In his excellent commentary, "When it comes to animal waste disposal, cheap is costly," (October 2009), Lynton Land alluded in passing to the land application of sewage sludge (The reference to sewage sludge as biosolids is used by the multimillion-dollar sludge industry and their advocates, including regulatory agencies, to put the best possible face on this pollutant.)

As an adjunct to his presentation, an analysis of sewage sludge and its impacts on the Bay needs to be examined.

The "Harper Collins Dictionary of Environmental Studies" defines sludge as "A viscous, semi-solid mixture of bacteria and virus-laden matter, toxic metals, synthetic organic chemicals and settled solids removed from domestic and industrial waste at sewage treatment plants."

Seven million dry tons of sludge are produced annually in the United States by the thousands of treatment plants operating around the clock. An undetermined number of the estimated 100,000 biological and chemical elements or compounds that exist or are produced in the nation can reasonably be expected to end up in the waste stream flowing into sewage treatment plants.

Sewage sludge is currently disposed of by incinerating it, using it in landfills or spreading it on land, mostly farmland. The latter is the most prevalent means of disposal because it is the least expensive or the most expedient mode of disposal. But of the three alternatives, it presents, by far, the greatest health and environmental risk.

Sludge is an equal opportunity pollutant-it impacts or degrades the air, water and land.

Most classes of sludge represent such a threat to human health that in Pennsylvania, public access to a sludged site must have a warning sign. Some sites are restricted for up to a year.

A significant and growing number of respected scientists and agencies/organizations have raised serious concerns regarding the spread of sludge on farmland.

For example, the "Cornell University Guide for Integrated Field Crop Management" states that the heavy metals, toxic organic chemicals (PCBs, for example) and the pathogens contained in sludge are "particularly toxic to both animals and humans."

U.S. Geological Survey scientists found that "a variety of pharmaceuticals and household chemicals are contained in sewage sludge." The same agency recently found 25 chemicals in earthworms collected from sludged fields. Caroline Snyder, Ph.D., a professor emeritus at the Rochester Institute of Technology, has concluded, as a result of her studies, that "serious illnesses, including deaths, and adverse environmental impacts have been linked to land application of sewage sludge."

The Pennsylvania Department of the Environmental Protection has claimed sole permitting and management authority in regard to the land application of sludge.
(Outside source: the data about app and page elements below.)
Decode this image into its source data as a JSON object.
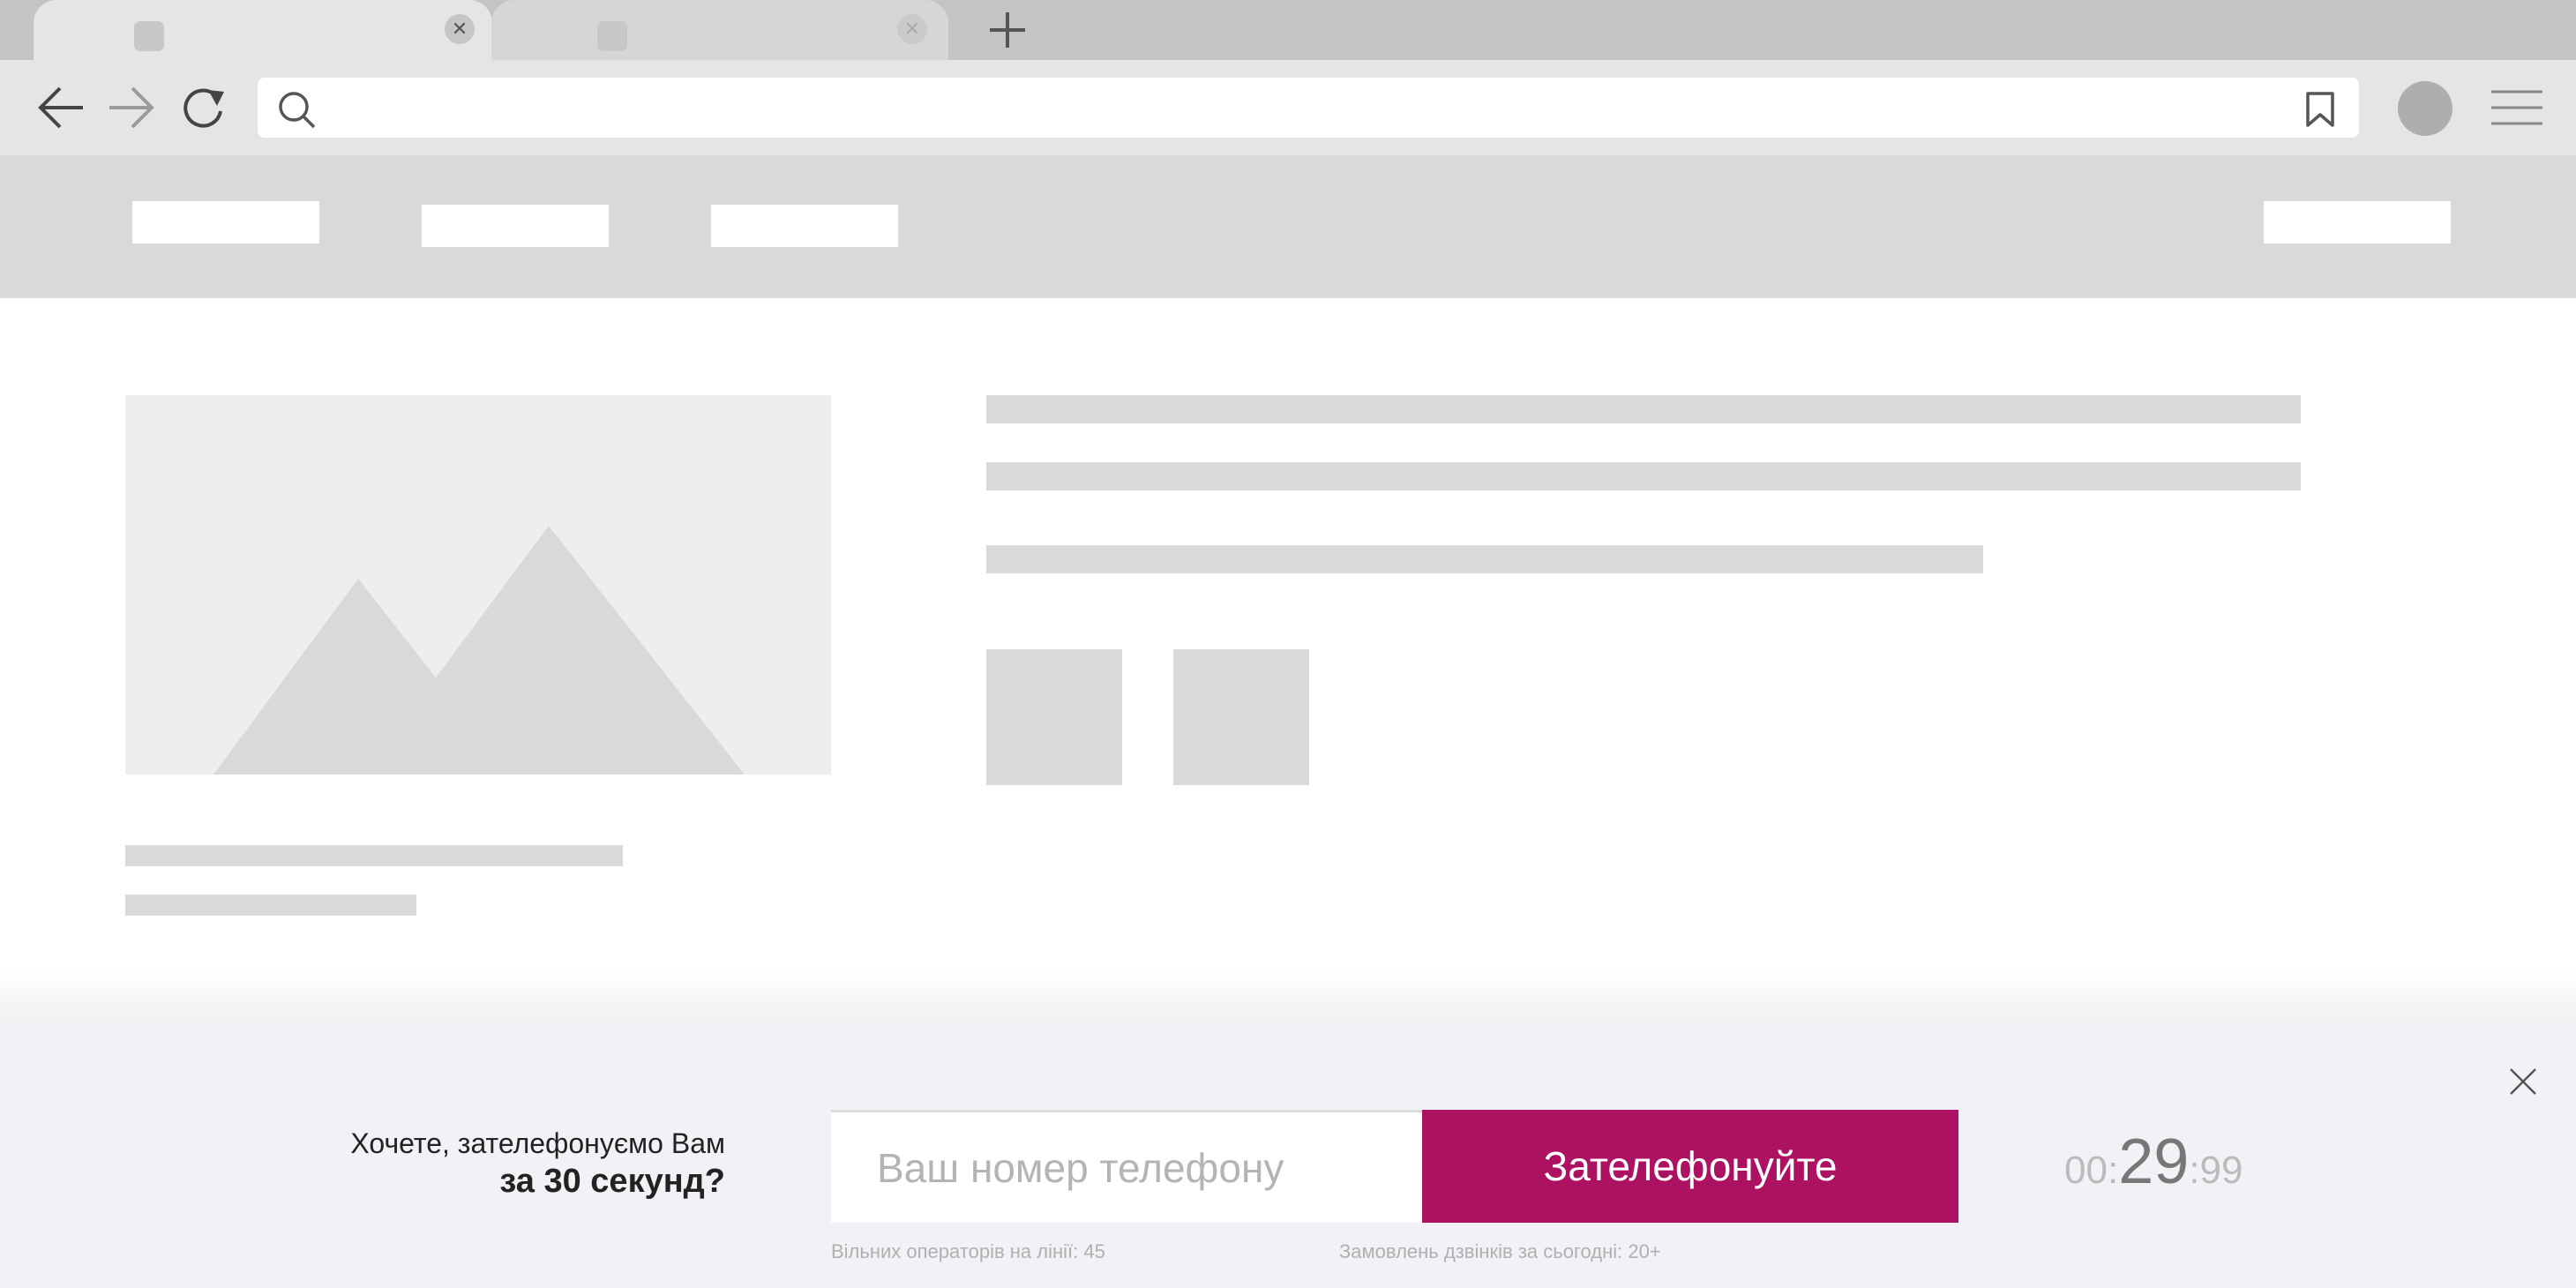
{
  "browser": {
    "tabs": [
      {
        "favicon": "favicon-placeholder-icon",
        "close_icon": "close-icon",
        "close_glyph": "✕",
        "active": true
      },
      {
        "favicon": "favicon-placeholder-icon",
        "close_icon": "close-icon",
        "close_glyph": "✕",
        "active": false
      }
    ],
    "toolbar": {
      "icons": [
        "back-arrow-icon",
        "forward-arrow-icon",
        "reload-icon",
        "search-icon",
        "bookmark-icon",
        "avatar",
        "hamburger-menu-icon",
        "plus-icon"
      ],
      "address_value": ""
    }
  },
  "widget": {
    "question_line1": "Хочете, зателефонуємо Вам",
    "question_line2": "за 30 секунд?",
    "phone_placeholder": "Ваш номер телефону",
    "call_button_label": "Зателефонуйте",
    "timer": {
      "minutes": "00",
      "sep1": ":",
      "seconds": "29",
      "sep2": ":",
      "hundredths": "99"
    },
    "operators_text": "Вільних операторів на лінії: 45",
    "orders_text": "Замовлень дзвінків за сьогодні: 20+",
    "close_icon": "close-icon"
  },
  "colors": {
    "accent": "#ad1162",
    "tab_strip": "#c4c4c4",
    "toolbar": "#e5e5e5",
    "site_header": "#d9d9d9",
    "widget_background": "#f2f1f5",
    "placeholder_gray": "#d9d9d9"
  }
}
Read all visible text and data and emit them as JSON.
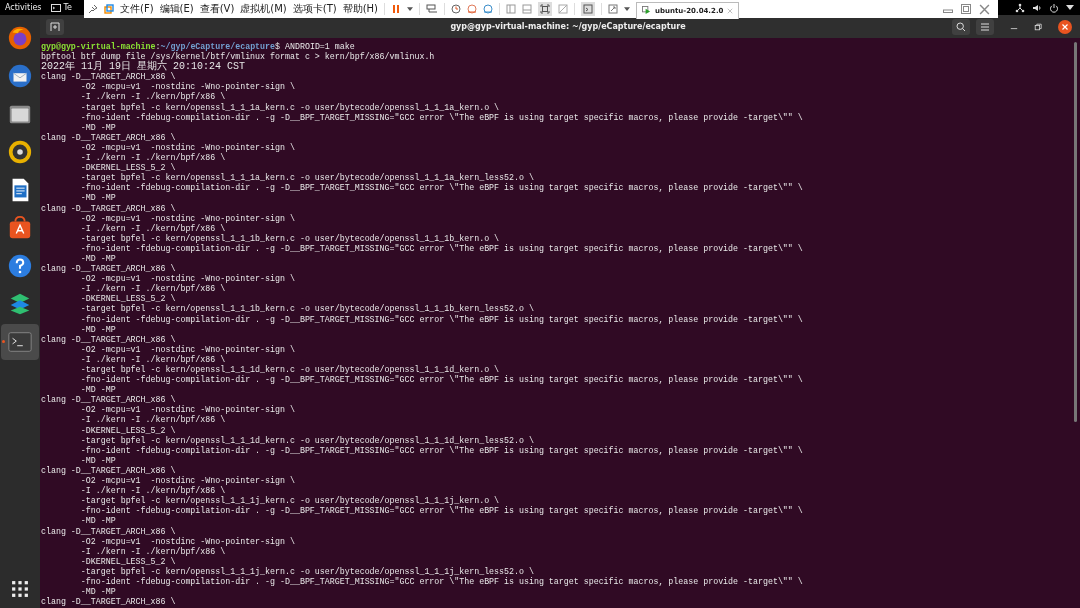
{
  "top_bar": {
    "activities": "Activities",
    "app_menu": "Te"
  },
  "vm_toolbar": {
    "menus": [
      "文件(F)",
      "编辑(E)",
      "查看(V)",
      "虚拟机(M)",
      "选项卡(T)",
      "帮助(H)"
    ],
    "tab": {
      "title": "ubuntu-20.04.2.0",
      "selected": true
    }
  },
  "dock": [
    {
      "kind": "firefox",
      "running": false
    },
    {
      "kind": "thunderbird",
      "running": false
    },
    {
      "kind": "files",
      "running": false
    },
    {
      "kind": "rhythmbox",
      "running": false
    },
    {
      "kind": "writer",
      "running": false
    },
    {
      "kind": "software",
      "running": false
    },
    {
      "kind": "help",
      "running": false
    },
    {
      "kind": "stacks",
      "running": false
    },
    {
      "kind": "terminal",
      "running": true
    }
  ],
  "terminal": {
    "title": "gyp@gyp-virtual-machine: ~/gyp/eCapture/ecapture",
    "prompt": {
      "user_host": "gyp@gyp-virtual-machine",
      "separator": ":",
      "path": "~/gyp/eCapture/ecapture",
      "command": "$ ANDROID=1 make"
    },
    "lines": [
      "bpftool btf dump file /sys/kernel/btf/vmlinux format c > kern/bpf/x86/vmlinux.h",
      "2022年 11月 19日 星期六 20:10:24 CST",
      "clang -D__TARGET_ARCH_x86 \\",
      "        -O2 -mcpu=v1  -nostdinc -Wno-pointer-sign \\",
      "        -I ./kern -I ./kern/bpf/x86 \\",
      "        -target bpfel -c kern/openssl_1_1_1a_kern.c -o user/bytecode/openssl_1_1_1a_kern.o \\",
      "        -fno-ident -fdebug-compilation-dir . -g -D__BPF_TARGET_MISSING=\"GCC error \\\"The eBPF is using target specific macros, please provide -target\\\"\" \\",
      "        -MD -MP",
      "clang -D__TARGET_ARCH_x86 \\",
      "        -O2 -mcpu=v1  -nostdinc -Wno-pointer-sign \\",
      "        -I ./kern -I ./kern/bpf/x86 \\",
      "        -DKERNEL_LESS_5_2 \\",
      "        -target bpfel -c kern/openssl_1_1_1a_kern.c -o user/bytecode/openssl_1_1_1a_kern_less52.o \\",
      "        -fno-ident -fdebug-compilation-dir . -g -D__BPF_TARGET_MISSING=\"GCC error \\\"The eBPF is using target specific macros, please provide -target\\\"\" \\",
      "        -MD -MP",
      "clang -D__TARGET_ARCH_x86 \\",
      "        -O2 -mcpu=v1  -nostdinc -Wno-pointer-sign \\",
      "        -I ./kern -I ./kern/bpf/x86 \\",
      "        -target bpfel -c kern/openssl_1_1_1b_kern.c -o user/bytecode/openssl_1_1_1b_kern.o \\",
      "        -fno-ident -fdebug-compilation-dir . -g -D__BPF_TARGET_MISSING=\"GCC error \\\"The eBPF is using target specific macros, please provide -target\\\"\" \\",
      "        -MD -MP",
      "clang -D__TARGET_ARCH_x86 \\",
      "        -O2 -mcpu=v1  -nostdinc -Wno-pointer-sign \\",
      "        -I ./kern -I ./kern/bpf/x86 \\",
      "        -DKERNEL_LESS_5_2 \\",
      "        -target bpfel -c kern/openssl_1_1_1b_kern.c -o user/bytecode/openssl_1_1_1b_kern_less52.o \\",
      "        -fno-ident -fdebug-compilation-dir . -g -D__BPF_TARGET_MISSING=\"GCC error \\\"The eBPF is using target specific macros, please provide -target\\\"\" \\",
      "        -MD -MP",
      "clang -D__TARGET_ARCH_x86 \\",
      "        -O2 -mcpu=v1  -nostdinc -Wno-pointer-sign \\",
      "        -I ./kern -I ./kern/bpf/x86 \\",
      "        -target bpfel -c kern/openssl_1_1_1d_kern.c -o user/bytecode/openssl_1_1_1d_kern.o \\",
      "        -fno-ident -fdebug-compilation-dir . -g -D__BPF_TARGET_MISSING=\"GCC error \\\"The eBPF is using target specific macros, please provide -target\\\"\" \\",
      "        -MD -MP",
      "clang -D__TARGET_ARCH_x86 \\",
      "        -O2 -mcpu=v1  -nostdinc -Wno-pointer-sign \\",
      "        -I ./kern -I ./kern/bpf/x86 \\",
      "        -DKERNEL_LESS_5_2 \\",
      "        -target bpfel -c kern/openssl_1_1_1d_kern.c -o user/bytecode/openssl_1_1_1d_kern_less52.o \\",
      "        -fno-ident -fdebug-compilation-dir . -g -D__BPF_TARGET_MISSING=\"GCC error \\\"The eBPF is using target specific macros, please provide -target\\\"\" \\",
      "        -MD -MP",
      "clang -D__TARGET_ARCH_x86 \\",
      "        -O2 -mcpu=v1  -nostdinc -Wno-pointer-sign \\",
      "        -I ./kern -I ./kern/bpf/x86 \\",
      "        -target bpfel -c kern/openssl_1_1_1j_kern.c -o user/bytecode/openssl_1_1_1j_kern.o \\",
      "        -fno-ident -fdebug-compilation-dir . -g -D__BPF_TARGET_MISSING=\"GCC error \\\"The eBPF is using target specific macros, please provide -target\\\"\" \\",
      "        -MD -MP",
      "clang -D__TARGET_ARCH_x86 \\",
      "        -O2 -mcpu=v1  -nostdinc -Wno-pointer-sign \\",
      "        -I ./kern -I ./kern/bpf/x86 \\",
      "        -DKERNEL_LESS_5_2 \\",
      "        -target bpfel -c kern/openssl_1_1_1j_kern.c -o user/bytecode/openssl_1_1_1j_kern_less52.o \\",
      "        -fno-ident -fdebug-compilation-dir . -g -D__BPF_TARGET_MISSING=\"GCC error \\\"The eBPF is using target specific macros, please provide -target\\\"\" \\",
      "        -MD -MP",
      "clang -D__TARGET_ARCH_x86 \\"
    ]
  }
}
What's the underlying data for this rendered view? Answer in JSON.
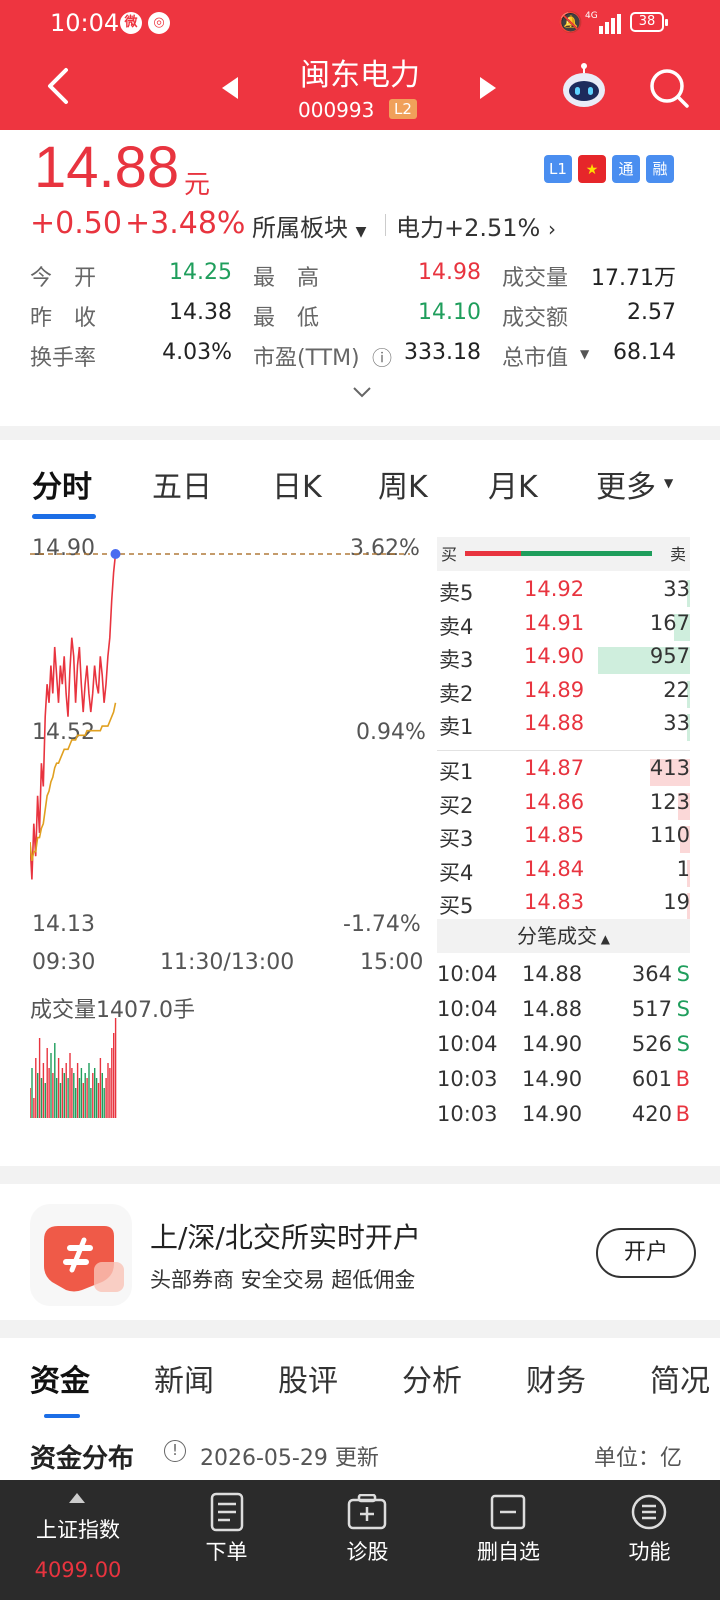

This agency has refused to permit local governments any authority to enact even complementary or supplementary regulations to govern sludge application to protect their residents or the sustainability of farmland.

The stringent standards enacted by the Board of Supervisors in Shrewsbury Township, PA, will likely be expunged under threat of a suit by the state's attorney general.

Both the EPA and the DEP claim that sewage sludge is a "fertilizer" primarily because in addition to the organic material, it also contains nitrogen and phosphorus.

Tons of sludge is applied per acre, depending on the nitrogen needs of the crop. Frequently, this is field corn, which requires approximately 200 pounds of actual nitrogen/acre. This usually results in excessive amounts of phosphorus being applied.

In Shrewsbury Township, recent sludge applications on farmland were not incorporated into the soil profile, but remained on the surface and were subject to accelerated runoff into local streams and ultimately, the Bay.

In addition, a percentage of the nitrogen being applied was lost to volatilization caused by being exposed to open air.

If any lingering doubt exists as to whether sewage sludge is a bona fide, safe fertilizer-why do sewage treatment plants have to pay about $50 a ton to entice sludge disposal brokers to haul it away from the treatment plants? Why do these brokers have to pay unsuspecting farmers to accept it?

The DEP's regulation and overall management of sludge on land is woefully inadequate to protect the watersheds of the Bay.

For example, sewage treatment plants are required to test for only 11 of the many thousands of pollutants contained in sludge.

And then, to make matters worse, the testing schedule at the facilities-which in some cases is only once a year-is flawed as each load delivered to the spreading site needs to be tested, because the constituents or components of raw sewage flowing to treatment plants varies appreciably from hour to hour, day to day.

In the past, a primary means of sewage sludge disposal along the northeastern coast of the United States consisted of ocean dumping.

This impacted the marine environment and beaches. Environmental groups were outraged and Congress was forced to prohibit ocean dumping.

The stakeholders, which is all of us, with an interest in a healthy Bay should be equally outraged with the practice of dumping sludge on farmland.